• Provided information:
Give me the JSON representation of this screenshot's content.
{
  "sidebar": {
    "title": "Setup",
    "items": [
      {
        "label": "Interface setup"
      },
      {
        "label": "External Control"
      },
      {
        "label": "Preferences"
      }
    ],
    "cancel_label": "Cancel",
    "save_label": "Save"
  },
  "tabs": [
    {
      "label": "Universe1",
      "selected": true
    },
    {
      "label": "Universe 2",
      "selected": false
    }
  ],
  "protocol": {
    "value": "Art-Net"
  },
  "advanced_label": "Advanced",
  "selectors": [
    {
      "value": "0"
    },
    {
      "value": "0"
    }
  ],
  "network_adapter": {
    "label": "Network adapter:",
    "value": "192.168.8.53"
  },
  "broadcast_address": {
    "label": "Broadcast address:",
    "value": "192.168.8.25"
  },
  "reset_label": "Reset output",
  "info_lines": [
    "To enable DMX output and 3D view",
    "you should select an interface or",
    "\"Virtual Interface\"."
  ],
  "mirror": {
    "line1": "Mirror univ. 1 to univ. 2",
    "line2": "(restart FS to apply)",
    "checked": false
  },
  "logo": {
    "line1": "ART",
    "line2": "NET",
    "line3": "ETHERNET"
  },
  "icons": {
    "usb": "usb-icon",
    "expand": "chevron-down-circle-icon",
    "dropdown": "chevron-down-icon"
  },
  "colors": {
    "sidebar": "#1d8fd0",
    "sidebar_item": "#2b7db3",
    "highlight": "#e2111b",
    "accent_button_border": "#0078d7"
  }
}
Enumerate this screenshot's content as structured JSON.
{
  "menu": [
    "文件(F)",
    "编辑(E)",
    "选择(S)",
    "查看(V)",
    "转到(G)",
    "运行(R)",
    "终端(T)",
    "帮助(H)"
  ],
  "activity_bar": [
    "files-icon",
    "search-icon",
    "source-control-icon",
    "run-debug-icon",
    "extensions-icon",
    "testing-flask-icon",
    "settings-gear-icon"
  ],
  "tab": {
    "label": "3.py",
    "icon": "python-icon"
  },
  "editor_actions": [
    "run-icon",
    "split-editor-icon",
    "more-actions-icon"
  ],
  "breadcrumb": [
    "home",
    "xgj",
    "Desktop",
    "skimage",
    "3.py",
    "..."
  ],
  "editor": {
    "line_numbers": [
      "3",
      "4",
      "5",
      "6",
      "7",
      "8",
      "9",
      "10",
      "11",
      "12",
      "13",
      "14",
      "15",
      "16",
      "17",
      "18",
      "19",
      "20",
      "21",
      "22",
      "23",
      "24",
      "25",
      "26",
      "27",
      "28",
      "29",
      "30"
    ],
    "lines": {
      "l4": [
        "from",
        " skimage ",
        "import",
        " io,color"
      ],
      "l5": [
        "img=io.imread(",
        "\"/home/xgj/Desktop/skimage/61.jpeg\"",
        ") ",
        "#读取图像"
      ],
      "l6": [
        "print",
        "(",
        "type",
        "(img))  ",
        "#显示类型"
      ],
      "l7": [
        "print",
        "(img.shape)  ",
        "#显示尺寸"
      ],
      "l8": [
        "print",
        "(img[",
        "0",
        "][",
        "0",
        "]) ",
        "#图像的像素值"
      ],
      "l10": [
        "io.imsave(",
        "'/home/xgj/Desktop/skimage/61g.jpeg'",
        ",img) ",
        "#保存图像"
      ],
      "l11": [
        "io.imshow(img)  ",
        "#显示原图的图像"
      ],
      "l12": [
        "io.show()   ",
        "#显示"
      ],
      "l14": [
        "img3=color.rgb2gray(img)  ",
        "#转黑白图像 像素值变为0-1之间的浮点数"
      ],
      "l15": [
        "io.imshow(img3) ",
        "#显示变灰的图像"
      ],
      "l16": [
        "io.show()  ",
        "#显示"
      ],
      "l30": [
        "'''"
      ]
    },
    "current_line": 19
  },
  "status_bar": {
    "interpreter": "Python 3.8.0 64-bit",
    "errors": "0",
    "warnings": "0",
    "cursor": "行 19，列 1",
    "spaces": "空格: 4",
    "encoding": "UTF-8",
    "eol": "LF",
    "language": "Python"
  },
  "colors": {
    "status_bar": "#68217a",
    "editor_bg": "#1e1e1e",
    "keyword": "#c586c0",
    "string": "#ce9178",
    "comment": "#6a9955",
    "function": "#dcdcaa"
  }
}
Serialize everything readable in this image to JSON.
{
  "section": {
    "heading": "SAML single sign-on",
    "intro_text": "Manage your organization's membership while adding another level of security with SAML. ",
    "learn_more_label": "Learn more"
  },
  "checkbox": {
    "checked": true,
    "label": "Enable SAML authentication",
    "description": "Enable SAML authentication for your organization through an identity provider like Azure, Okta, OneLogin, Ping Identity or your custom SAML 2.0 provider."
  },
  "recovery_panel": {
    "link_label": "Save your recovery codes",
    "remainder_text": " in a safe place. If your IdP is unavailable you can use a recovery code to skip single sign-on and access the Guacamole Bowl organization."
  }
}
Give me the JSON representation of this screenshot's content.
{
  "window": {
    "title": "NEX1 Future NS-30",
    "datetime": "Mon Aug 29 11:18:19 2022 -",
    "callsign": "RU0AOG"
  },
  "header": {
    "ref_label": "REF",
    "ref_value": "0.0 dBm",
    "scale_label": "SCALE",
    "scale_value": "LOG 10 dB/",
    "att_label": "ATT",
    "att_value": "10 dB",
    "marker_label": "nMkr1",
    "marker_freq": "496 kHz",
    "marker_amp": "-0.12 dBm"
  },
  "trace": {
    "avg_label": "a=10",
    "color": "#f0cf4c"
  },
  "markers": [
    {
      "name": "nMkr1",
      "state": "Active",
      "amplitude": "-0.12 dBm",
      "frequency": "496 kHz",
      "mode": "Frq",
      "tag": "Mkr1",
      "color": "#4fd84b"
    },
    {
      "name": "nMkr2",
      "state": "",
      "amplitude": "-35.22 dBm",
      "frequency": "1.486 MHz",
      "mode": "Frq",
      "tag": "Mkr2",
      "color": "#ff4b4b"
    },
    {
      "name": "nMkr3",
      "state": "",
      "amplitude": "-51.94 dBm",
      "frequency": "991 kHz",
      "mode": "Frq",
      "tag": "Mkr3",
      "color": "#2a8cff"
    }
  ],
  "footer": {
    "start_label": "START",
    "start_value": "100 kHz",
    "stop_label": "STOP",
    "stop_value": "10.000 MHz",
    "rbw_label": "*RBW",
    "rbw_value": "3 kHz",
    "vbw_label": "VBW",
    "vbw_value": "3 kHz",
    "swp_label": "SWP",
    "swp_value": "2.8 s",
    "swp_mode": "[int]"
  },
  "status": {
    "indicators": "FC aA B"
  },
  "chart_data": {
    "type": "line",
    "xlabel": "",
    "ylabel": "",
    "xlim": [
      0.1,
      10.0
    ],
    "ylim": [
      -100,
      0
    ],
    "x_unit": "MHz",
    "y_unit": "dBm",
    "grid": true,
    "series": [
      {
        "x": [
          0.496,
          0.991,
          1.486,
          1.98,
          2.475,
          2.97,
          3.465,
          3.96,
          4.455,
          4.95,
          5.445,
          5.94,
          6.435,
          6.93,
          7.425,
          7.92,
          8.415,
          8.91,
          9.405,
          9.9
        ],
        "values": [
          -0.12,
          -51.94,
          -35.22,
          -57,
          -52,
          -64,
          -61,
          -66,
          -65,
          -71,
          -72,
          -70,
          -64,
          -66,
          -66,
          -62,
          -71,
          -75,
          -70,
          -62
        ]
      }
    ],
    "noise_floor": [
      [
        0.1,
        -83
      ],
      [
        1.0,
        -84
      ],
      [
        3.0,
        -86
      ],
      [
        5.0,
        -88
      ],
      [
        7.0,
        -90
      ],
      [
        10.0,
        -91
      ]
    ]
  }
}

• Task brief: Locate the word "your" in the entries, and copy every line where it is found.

• Response to the exercise:
    "intro_text": "Manage your organization's membership while adding another level of security with SAML. ",
    "description": "Enable SAML authentication for your organization through an identity provider like Azure, Okta, OneLogin, Ping Identity or your custom SAML 2.0 provider."
    "link_label": "Save your recovery codes",
    "remainder_text": " in a safe place. If your IdP is unavailable you can use a recovery code to skip single sign-on and access the Guacamole Bowl organization."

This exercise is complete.